Some professional associations offer little more than another line on your resume. Honestly, this was a big reason why I joined my local ATD chapter a few years ago. I had been a member of the national association for a while, I was beginning a job search and I wanted to show potential employers how connected and invested I was in the world of talent development.

As I’ve come to attend more local chapter meetings and more recently, as I’ve become involved in a more official capacity with the chapter, I’ve found that the benefits go much further than a simple line on my resume. Here are five benefits I’ve enjoyed as I’ve gotten more involved, and these benefits double as five reasons you should consider not just joining but becoming involved in your local ATD (or other professional association) chapter, too.

1. Networking. I continue to be surprised by what I can learn just by talking with others in the L&D field. Over the past week, I’ve had two conversations with two separate Board members of the local chapter, and I was introduced to two different sales models that their organizations use. Yes, I’m more of an instructional designer, but everyone in the training field needs to be able to sell their modules and resources to key influencers – whether at the executive level or line managers. If they don’t buy in, we don’t have traction.

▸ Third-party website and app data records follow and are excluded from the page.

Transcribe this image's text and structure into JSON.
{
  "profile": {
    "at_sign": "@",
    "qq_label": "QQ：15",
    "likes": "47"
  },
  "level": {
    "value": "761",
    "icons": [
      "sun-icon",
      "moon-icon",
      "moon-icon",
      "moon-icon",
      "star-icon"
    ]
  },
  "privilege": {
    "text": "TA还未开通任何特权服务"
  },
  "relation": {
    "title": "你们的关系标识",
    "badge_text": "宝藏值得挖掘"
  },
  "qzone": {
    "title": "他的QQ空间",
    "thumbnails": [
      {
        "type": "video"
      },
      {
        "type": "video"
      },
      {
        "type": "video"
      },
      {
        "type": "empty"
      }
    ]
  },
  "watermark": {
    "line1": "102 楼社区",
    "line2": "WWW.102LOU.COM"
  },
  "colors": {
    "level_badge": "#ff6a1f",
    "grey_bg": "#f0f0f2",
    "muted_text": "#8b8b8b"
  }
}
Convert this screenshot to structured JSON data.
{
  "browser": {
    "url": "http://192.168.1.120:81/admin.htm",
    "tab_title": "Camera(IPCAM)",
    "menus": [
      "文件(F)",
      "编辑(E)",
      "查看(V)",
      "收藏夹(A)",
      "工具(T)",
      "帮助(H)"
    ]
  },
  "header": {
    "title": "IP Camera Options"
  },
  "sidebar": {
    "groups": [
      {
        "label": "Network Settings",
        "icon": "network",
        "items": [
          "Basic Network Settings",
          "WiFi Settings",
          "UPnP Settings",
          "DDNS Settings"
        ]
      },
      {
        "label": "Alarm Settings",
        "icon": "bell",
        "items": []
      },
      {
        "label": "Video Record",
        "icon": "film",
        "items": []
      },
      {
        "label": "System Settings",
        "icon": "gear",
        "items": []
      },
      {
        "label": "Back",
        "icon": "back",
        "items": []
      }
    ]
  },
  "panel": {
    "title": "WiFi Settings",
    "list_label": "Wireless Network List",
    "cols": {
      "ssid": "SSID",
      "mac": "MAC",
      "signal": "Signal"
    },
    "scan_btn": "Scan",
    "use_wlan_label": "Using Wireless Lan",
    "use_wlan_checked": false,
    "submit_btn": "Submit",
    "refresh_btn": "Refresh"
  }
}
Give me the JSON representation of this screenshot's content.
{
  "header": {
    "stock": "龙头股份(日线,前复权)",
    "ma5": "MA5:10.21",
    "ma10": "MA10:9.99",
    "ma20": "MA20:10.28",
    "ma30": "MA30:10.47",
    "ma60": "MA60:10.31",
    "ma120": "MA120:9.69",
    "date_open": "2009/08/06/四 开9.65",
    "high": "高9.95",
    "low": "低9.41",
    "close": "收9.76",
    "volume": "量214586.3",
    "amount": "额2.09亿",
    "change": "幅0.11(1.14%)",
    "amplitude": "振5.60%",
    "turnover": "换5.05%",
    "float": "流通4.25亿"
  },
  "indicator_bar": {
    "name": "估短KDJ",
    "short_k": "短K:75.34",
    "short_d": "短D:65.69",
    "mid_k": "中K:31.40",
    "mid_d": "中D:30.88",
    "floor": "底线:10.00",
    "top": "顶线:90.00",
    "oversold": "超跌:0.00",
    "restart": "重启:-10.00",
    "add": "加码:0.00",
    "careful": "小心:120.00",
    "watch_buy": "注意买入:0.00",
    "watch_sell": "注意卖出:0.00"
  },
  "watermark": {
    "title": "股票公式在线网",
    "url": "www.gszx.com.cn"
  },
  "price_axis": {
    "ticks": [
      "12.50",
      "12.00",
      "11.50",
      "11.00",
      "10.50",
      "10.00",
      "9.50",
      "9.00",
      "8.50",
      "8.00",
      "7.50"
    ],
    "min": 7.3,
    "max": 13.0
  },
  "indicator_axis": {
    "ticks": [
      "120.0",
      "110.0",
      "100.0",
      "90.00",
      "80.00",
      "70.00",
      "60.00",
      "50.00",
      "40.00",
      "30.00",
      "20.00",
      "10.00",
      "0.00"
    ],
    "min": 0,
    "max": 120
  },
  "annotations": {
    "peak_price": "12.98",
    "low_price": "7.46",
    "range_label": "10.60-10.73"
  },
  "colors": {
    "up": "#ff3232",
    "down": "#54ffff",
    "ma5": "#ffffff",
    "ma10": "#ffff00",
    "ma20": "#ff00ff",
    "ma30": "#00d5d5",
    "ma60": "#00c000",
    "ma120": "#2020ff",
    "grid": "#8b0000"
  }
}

2. Structured Learning. The chapter provides educational sessions on a monthly basis. Some of the speakers are great and talk about topics that I’m currently struggling with in my own work (free resources to make our LMS more user-friendly and engaging, evaluating training, creating a culture of learning). There are other times when I take more from small group conversations and other attendees. Sometimes a seed is planted and hopefully I’ll be able to use it at some point. Regardless, the monthly chapter meetings help remind me that I need to take a few hours out of the month to come up for air and sharpen my own skill set.

3. A Learning Community. I work on a very small training team, so being able to geek out on training ideas with other like-minded individuals on a regular basis is both energizing and helps open my eyes to a world of new possibilities.

4. Playing with House Money. Recently I volunteered to take on the role of “partnerships coordinator”, figuring: what do I have to lose? Stepping into a situation in which I have to seek out new relationships and approach potential corporate sponsors goes a tad beyond my comfort zone, and it’s a skill set I wouldn’t have a chance to work on in any other setting. Yay for personal and professional development!

5. The Lay of the Land. It’s so easy to focus solely on my work at my day job and not care about what others are doing or how they’re doing it. After all, in my day job, I have an opportunity to cure blindness. How cool is that? Except, I can’t do that to the best of my abilities if I’m not on the cutting edge of learning and development. Being more active in the local chapter has given me a much broader perspective on what people are doing and how their learning departments are organized and how their projects are managed. As part of the local chapter, I soak up insights on professional development from independent contractors, small consulting firms, large aerospace companies and huge technology firms.

And you? Have you found any benefits to getting more involved in professional associations in your local area?